# Exercise prompt:
Within the listing below, locate all lines containing the word "content". Copy each one.

..............................

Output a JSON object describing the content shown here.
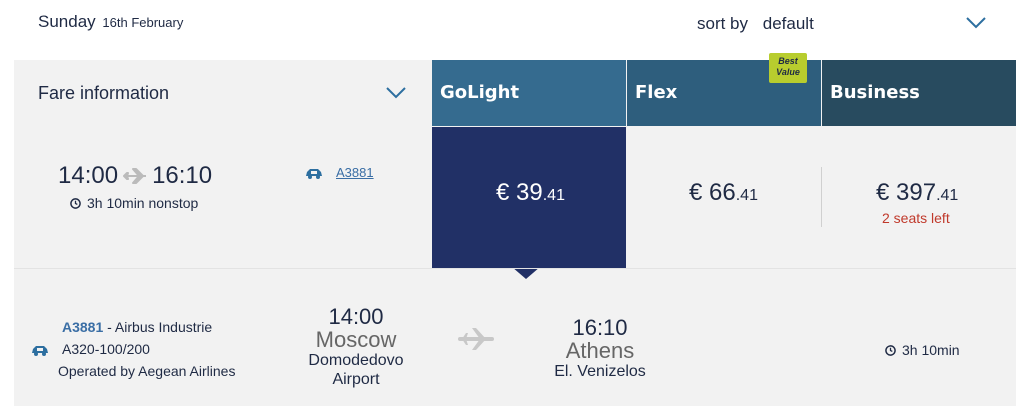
{
  "header": {
    "day": "Sunday",
    "date": "16th February",
    "sort_label": "sort by",
    "sort_value": "default"
  },
  "fare_table": {
    "fare_info_label": "Fare information",
    "columns": [
      {
        "name": "GoLight",
        "color": "#356b8f"
      },
      {
        "name": "Flex",
        "color": "#2e5e7d"
      },
      {
        "name": "Business",
        "color": "#284b5f"
      }
    ],
    "best_value_badge": "Best Value",
    "best_value_color": "#b8cd2e"
  },
  "flight": {
    "departure_time": "14:00",
    "arrival_time": "16:10",
    "duration": "3h 10min nonstop",
    "flight_number": "A3881",
    "prices": [
      {
        "currency": "€",
        "main": "39",
        "cents": ".41",
        "selected": true
      },
      {
        "currency": "€",
        "main": "66",
        "cents": ".41"
      },
      {
        "currency": "€",
        "main": "397",
        "cents": ".41",
        "note": "2 seats left"
      }
    ]
  },
  "details": {
    "flight_number": "A3881",
    "aircraft_line1": " - Airbus Industrie",
    "aircraft_line2": "A320-100/200",
    "operated_by": "Operated by Aegean Airlines",
    "from": {
      "time": "14:00",
      "city": "Moscow",
      "airport_line1": "Domodedovo",
      "airport_line2": "Airport"
    },
    "to": {
      "time": "16:10",
      "city": "Athens",
      "airport_line1": "El. Venizelos"
    },
    "duration": "3h 10min"
  },
  "icons": [
    "plane-icon",
    "clock-icon",
    "car-icon",
    "chevron-down-icon"
  ],
  "colors": {
    "selected_fare": "#213066",
    "link": "#3a6ea5",
    "warning": "#c0392b"
  }
}
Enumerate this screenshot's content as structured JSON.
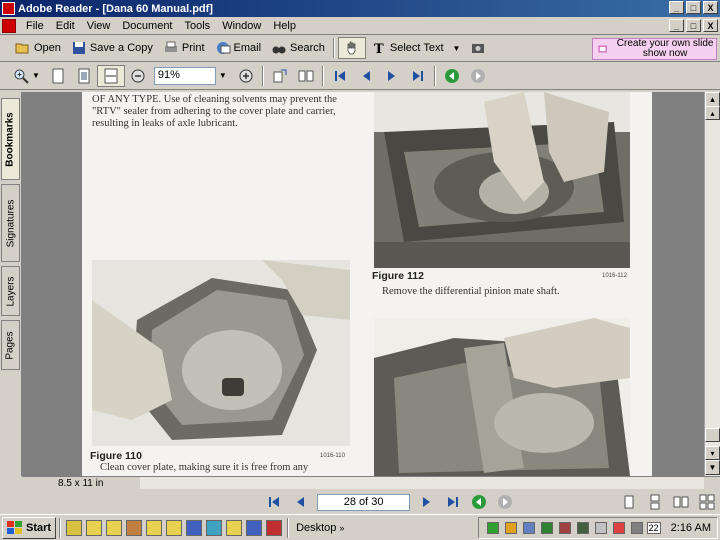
{
  "window": {
    "title": "Adobe Reader - [Dana 60 Manual.pdf]",
    "controls": [
      "_",
      "□",
      "X"
    ]
  },
  "menu": {
    "items": [
      "File",
      "Edit",
      "View",
      "Document",
      "Tools",
      "Window",
      "Help"
    ]
  },
  "toolbar": {
    "open": "Open",
    "save_copy": "Save a Copy",
    "print": "Print",
    "email": "Email",
    "search": "Search",
    "select_text": "Select Text",
    "zoom_value": "91%"
  },
  "promo": {
    "label": "Create your own slide show now"
  },
  "nav_tabs": [
    "Bookmarks",
    "Signatures",
    "Layers",
    "Pages"
  ],
  "page": {
    "top_text": "OF ANY TYPE. Use of cleaning solvents may prevent the \"RTV\" sealer from adhering to the cover plate and carrier, resulting in leaks of axle lubricant.",
    "fig112_title": "Figure 112",
    "fig112_id": "1016-112",
    "fig112_caption": "Remove the differential pinion mate shaft.",
    "fig110_title": "Figure 110",
    "fig110_id": "1016-110",
    "fig110_caption": "Clean cover plate, making sure it is free from any"
  },
  "status": {
    "page_size": "8.5 x 11 in",
    "page_indicator": "28 of 30"
  },
  "taskbar": {
    "start": "Start",
    "desktop": "Desktop",
    "clock": "2:16 AM",
    "tray_number": "22"
  },
  "colors": {
    "titlebar": "#0a246a",
    "promo_bg": "#f5d0f0",
    "page_bg": "#f4f3ef"
  }
}
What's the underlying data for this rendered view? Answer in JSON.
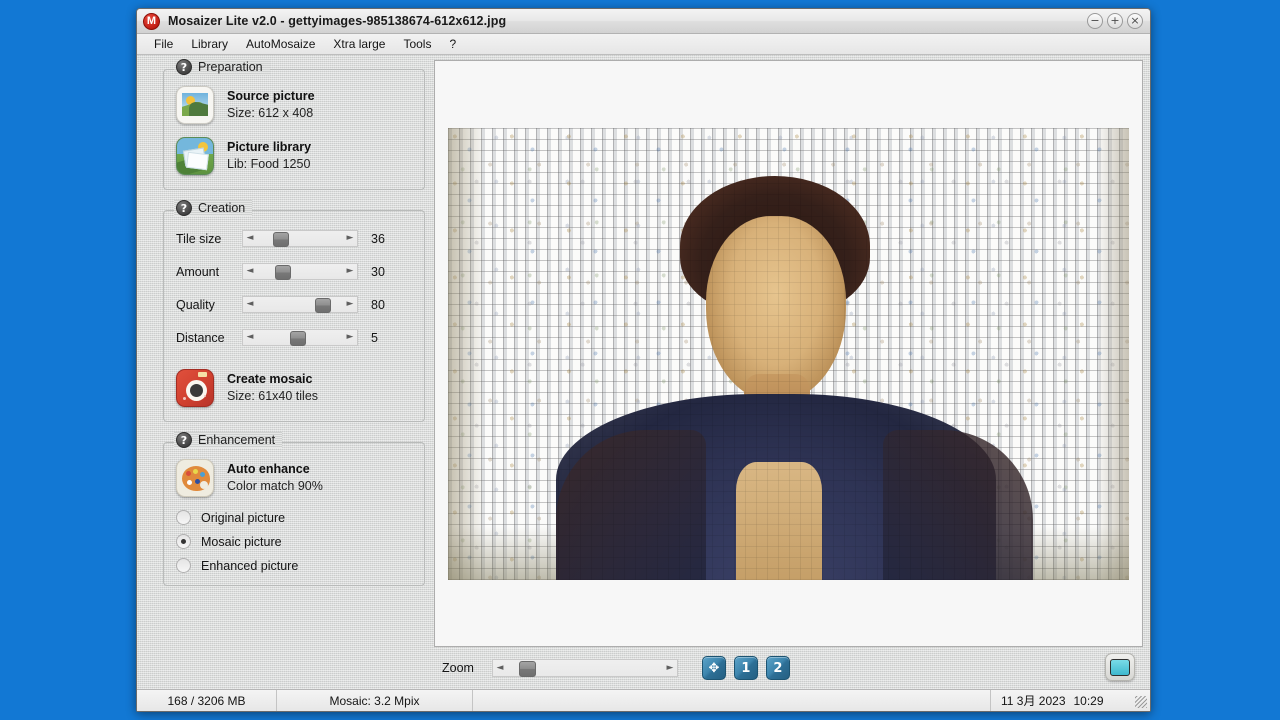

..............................

# Completed task:
Output a JSON object describing the content shown here.
Enumerate this screenshot's content as structured JSON.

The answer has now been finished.